Nugg Doctor said...

Great stuff, folks. Really. I agree with a lot of your points, especially when jm says that "leader" should not be a title that is just given, but rather earned.

Thanks for reading,

The Nugg Doctor

Geerten said...

Why would anybody expect Melo to yank 10+ a game when he's on a team that has Marcus Camby and Kenyon Martin (and NĂȘne and Najera and some others)? In college Carmelo HAD to grab the rebounds. In Denver, his supporting cast is much more oriented towards rebounding than his college team. If I were the coach, I wouldn't want him to focus more on boards. Let the taller guys take care of that. Run Melo Run!!!

Unknown said...

I know I kinda missed the main response time for this article, but this has obviously been an area of concern for the coaches, and possibly fans alike.

We all know Carmelo CAN rebound and pass more than he does. He does seemingly play selfish at times. But then again, I have also seen when he passes out of double teams all the team does is either shot a bad jump shot or try to get the ball right back to Melo. I think part of the problem is that the role players on this team need to step up more. Rotate more, shoot more consistently, etc.

I think Melo feels the pressure to be the man, and knows that he can score at will, so that is what he does. As far as defensive effort, maybe he does not realize how bad he is?? As was already brought out, I wish we had a coach or veteran leader that could get through to him.
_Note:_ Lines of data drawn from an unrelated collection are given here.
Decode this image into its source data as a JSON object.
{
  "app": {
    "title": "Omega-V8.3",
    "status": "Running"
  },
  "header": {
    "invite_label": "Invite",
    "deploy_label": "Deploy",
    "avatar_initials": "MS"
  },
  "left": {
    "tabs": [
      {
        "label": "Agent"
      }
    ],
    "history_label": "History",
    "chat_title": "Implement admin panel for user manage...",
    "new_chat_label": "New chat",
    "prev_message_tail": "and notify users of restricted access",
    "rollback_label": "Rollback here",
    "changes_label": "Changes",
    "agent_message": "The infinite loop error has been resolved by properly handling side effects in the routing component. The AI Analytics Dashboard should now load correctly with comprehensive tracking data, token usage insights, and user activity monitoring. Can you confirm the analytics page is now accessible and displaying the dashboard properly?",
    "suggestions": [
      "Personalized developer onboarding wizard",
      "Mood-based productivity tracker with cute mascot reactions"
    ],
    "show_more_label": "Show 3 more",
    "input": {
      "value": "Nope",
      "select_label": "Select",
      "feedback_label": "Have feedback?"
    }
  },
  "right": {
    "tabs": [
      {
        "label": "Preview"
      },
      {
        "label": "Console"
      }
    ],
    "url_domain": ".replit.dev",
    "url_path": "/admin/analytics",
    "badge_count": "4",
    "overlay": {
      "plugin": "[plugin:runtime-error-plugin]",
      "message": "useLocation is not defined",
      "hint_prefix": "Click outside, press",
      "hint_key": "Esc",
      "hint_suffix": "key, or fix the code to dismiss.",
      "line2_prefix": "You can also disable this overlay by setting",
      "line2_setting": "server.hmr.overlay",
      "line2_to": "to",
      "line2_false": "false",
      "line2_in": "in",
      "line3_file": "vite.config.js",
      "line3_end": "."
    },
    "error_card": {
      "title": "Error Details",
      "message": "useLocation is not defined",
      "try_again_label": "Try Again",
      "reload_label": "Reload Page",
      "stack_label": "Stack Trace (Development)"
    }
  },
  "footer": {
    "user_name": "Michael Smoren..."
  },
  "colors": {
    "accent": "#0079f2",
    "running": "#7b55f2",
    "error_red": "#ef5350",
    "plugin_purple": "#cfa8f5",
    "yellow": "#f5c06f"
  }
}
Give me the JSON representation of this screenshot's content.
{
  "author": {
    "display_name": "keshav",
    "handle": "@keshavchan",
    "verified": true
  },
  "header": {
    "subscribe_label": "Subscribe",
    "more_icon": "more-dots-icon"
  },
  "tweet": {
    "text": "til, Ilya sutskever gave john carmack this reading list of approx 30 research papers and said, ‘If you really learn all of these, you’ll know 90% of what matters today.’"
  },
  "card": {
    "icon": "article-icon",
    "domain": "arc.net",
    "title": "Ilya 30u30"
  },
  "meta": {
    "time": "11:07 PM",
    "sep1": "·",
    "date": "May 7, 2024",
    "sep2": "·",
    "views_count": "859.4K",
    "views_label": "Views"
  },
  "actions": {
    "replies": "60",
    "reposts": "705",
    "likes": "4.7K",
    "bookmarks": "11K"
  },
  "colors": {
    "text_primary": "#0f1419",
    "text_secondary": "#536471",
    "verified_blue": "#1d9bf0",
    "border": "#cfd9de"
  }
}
But Melo will be alright. Last night, he had 21/7/6, not a bad stat line at all!! Although I do think it means a lot to Melo to win the scoring title and average 30 plus a game, and maybe he is obsessing about that a little too much.